Every time you make a purchase with a debit card, the retailer has to pay a fee to the bank that issued your debit card. Before 2010, these fees were largely unregulated, and debit card reward programs were abundant. Then along came the Dodd-Frank Wall Street Reform and Consumer Protection Act, which put a cap on the fees banks could charge via the actâ€™s Durbin Amendment.
This was good for merchants, as they payed lower fees, but it also meant banks made less money from debit card transactions. As a result, many banks got rid of their debit card rewards programs, and while some programs are still around, theyâ€™re not nearly as commonplace as they once were.
Debit card rewards programs may be an easy way to earn cash back and other perks, but the rewards arenâ€™t always as rewarding as they seem at first glance.
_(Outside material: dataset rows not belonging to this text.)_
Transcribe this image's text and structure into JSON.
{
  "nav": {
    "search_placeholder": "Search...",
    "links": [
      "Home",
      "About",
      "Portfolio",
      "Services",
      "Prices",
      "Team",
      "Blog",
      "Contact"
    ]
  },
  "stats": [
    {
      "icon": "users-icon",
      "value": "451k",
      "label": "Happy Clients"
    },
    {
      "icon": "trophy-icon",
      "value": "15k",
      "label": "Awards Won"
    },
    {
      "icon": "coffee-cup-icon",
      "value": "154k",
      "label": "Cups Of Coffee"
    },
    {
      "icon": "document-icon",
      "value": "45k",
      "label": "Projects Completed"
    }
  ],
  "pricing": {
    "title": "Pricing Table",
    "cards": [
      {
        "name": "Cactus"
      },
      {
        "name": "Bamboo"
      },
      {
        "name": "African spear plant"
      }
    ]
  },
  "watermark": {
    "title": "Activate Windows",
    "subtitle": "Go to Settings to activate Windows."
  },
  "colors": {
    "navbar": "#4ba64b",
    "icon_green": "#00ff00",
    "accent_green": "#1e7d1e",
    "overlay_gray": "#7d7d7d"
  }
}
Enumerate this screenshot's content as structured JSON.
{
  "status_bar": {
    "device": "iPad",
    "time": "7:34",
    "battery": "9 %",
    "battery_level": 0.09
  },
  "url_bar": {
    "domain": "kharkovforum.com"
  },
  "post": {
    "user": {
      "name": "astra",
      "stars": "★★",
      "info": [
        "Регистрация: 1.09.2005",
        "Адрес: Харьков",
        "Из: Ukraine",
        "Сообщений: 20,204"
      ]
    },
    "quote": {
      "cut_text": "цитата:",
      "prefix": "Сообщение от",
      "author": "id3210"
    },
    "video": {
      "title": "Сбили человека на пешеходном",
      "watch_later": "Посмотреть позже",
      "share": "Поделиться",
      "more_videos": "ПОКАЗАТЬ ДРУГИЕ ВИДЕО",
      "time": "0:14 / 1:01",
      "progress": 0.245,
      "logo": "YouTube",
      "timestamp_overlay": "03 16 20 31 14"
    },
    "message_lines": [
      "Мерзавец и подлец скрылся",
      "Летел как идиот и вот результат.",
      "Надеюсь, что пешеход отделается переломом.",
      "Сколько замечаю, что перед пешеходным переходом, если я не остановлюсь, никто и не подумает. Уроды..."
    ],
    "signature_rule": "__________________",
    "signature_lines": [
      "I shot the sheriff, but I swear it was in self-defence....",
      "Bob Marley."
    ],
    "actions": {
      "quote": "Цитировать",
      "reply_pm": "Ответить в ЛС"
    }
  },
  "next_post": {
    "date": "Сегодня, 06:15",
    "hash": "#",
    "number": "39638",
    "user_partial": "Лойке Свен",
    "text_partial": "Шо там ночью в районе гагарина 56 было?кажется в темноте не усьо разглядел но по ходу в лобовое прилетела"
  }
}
Letâ€™s take a look at the pros and cons:
While not as abundant as they once were, there are some solid programs still standing that are worth looking at.
Bank of America customers can participate in the BankAmeriDeals program, which provides cash back on deals from a variety of retailers, including hotels, restaurants and other merchants. You activate your deals online, then earn cash back (typically 10% to 15% of what you spend) when you use your BofA debit card or credit card.
This no-fee checking account from Discover allows you to earn 1% cash back on up to $3,000 in debit card purchases each month. That means you can earn up to $360 a year just by shopping as you normally would.
This oneâ€™s for devoted Disney fans. You donâ€™t earn rewards with the Chase Disney Visa Debit card, but you are rewarded with shopping, entertainment and vacation perks. For example, you save 10% when shopping at Disney.com, and when you visit the parks or take a Disney cruise, cardholders are privy to special savings on dining and souvenirs and get access to special character events.
This prepaid debit card from American Express rewards you with 1% cash back on all of your purchases. There are no fees, no minimum balance and no limit as to how much you can earn.
Formerly known as Bank of Internet USA, Axos Bank offers a Cash Back Checking account with up to 1% cash back on all signature-based purchases. There are no monthly fees nor minimum balance requirements; however, you will earn less (0.50%) if your balance falls below $1,500.
For those who like to travel, this SunTrust Delta SkyMiles World Debit Card may give you wings. You get 5,000 miles for your first purchase, then 1 mile for every $2 spent, up to 4,000 miles each month. Your miles never expire, and they can be used for travel and travel-related things, like seat upgrades and membership to the Delta Sky Club.
This bank may have some quirky advertising, but it also offers a pretty serious rewards checking account. You need $500 to open an account, but once you do, you earn 3.00% on up to $10,000 (Note: This rate is subject to change). Any amount you spend over that, you earn 0.50%. Youâ€™re required to make at least 10 transactions each month to reap the rewards and need to open the account with at least $500, but there are no monthly service fees and no monthly minimum to maintain it.
This Free Rewards Checking Account from Consumers Credit Union offers three levels of rewards, ranging from 3.09% to 5.09% in interest on balances up to $10,000, depending on which requirements you meet.
To qualify for the lowest tier of rewards, you must make 12 debit card transactions each month that add up to at least $100, and at least $500 in direct deposits or ACH credits must post to your account each month. Once your balance surpasses $10,000, the interest for all tiers drops to 5.09% for balances between $10,000.01 and $25,000 and to 0.10% for balances above that. There are no maintenance fees nor minimum balances required.
If you qualify for a solid debit card rewards program, thereâ€™s usually no harm in enrolling, and you just might earn some great rewards along the way. But keep in mind that the rewards may not always be all that rewarding, and patience is required.